Biesta’s chapter begins by agreeing with the central premise of the collection: that is, we need to flip the system because education is increasingly out of balance and also out of control. He identifies the way that education systems – and governments, too, for that matter – have handed over the definition of what counts as good education to technocrats, who value what is being measured, rather than measuring what is valuable.
Biesta is quick to point out that even technocrats probably began with the best of intentions. He places this in the context of the social justice argument, where he explained that almost everyone would agree with the proposition that every child should have access to good education. This then leads to the question of how we might make sure that all education is of good quality, which necessarily entails a judgement, which, of course leads to the need to measure. Unfortunately, at some point, as stated earlier, we started to measure that which was easy to measure, rather than that which is important to measure (but harder).
Biesta then considers which groups might be involved in ‘flipping the system’. He identifies the role of parents and diagnoses that they have more recently peen positioned as customers in the education market, rather than participants. He very astutely identifies that education is only recently considered a market – and there are significant differences between public goods and markets. Most notably, he writes that markets don’t generally ask whether what customers say they want is actually what they should be wanting. This leads to a thoughtful analysis of democracy as more than simply popular rule.
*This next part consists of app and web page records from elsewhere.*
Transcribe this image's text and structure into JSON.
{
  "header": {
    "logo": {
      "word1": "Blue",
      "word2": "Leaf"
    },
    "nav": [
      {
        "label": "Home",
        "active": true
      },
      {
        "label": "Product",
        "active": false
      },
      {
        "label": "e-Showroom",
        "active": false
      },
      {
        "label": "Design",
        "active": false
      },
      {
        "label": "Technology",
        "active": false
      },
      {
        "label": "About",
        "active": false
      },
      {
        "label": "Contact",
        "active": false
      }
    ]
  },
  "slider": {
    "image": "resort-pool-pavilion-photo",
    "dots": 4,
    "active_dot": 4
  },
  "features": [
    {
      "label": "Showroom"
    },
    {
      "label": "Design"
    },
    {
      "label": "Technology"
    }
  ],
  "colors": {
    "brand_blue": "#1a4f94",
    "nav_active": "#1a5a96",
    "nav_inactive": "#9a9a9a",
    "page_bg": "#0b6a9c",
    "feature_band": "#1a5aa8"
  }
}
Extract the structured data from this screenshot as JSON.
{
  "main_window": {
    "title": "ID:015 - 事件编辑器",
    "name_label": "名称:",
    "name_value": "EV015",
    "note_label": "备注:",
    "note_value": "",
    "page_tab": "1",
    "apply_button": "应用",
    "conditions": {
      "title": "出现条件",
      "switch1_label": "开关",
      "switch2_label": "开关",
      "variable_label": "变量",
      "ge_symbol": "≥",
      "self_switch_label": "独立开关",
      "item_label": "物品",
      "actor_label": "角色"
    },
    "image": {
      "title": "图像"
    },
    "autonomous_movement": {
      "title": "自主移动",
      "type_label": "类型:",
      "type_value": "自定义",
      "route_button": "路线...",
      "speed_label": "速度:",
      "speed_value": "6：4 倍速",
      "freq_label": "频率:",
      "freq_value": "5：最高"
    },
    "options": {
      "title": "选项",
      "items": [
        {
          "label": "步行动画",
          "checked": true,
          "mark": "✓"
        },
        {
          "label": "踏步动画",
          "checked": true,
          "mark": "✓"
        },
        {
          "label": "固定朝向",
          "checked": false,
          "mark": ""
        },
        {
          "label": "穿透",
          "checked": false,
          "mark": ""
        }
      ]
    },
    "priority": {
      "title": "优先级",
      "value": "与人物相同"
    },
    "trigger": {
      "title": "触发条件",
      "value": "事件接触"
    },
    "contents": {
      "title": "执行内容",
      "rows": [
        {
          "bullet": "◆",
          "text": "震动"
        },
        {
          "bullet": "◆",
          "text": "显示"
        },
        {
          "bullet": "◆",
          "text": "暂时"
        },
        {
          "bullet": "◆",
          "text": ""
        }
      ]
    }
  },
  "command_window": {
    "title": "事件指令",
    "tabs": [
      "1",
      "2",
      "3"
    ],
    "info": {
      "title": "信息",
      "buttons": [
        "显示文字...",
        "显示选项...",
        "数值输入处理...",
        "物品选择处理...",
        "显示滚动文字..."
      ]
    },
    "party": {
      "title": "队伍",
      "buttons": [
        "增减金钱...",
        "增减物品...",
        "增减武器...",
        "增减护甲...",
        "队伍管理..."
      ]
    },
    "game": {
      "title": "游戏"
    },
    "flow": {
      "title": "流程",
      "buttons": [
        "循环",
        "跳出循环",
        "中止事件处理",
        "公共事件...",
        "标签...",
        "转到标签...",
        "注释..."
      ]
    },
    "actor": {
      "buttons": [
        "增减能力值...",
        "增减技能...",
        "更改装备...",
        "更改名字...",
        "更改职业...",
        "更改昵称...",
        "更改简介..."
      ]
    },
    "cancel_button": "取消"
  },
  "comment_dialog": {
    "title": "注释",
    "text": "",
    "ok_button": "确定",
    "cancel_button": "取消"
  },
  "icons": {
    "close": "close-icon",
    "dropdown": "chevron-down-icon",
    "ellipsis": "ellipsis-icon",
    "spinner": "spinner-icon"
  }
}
He describes it as a ‘qualitative matter’ that focuses on whether the rights of the individual can be supported by the broader community.
Biesta also considers the role of students – and has some interesting ideas about the difference between education and learning – and also teachers and teacher power.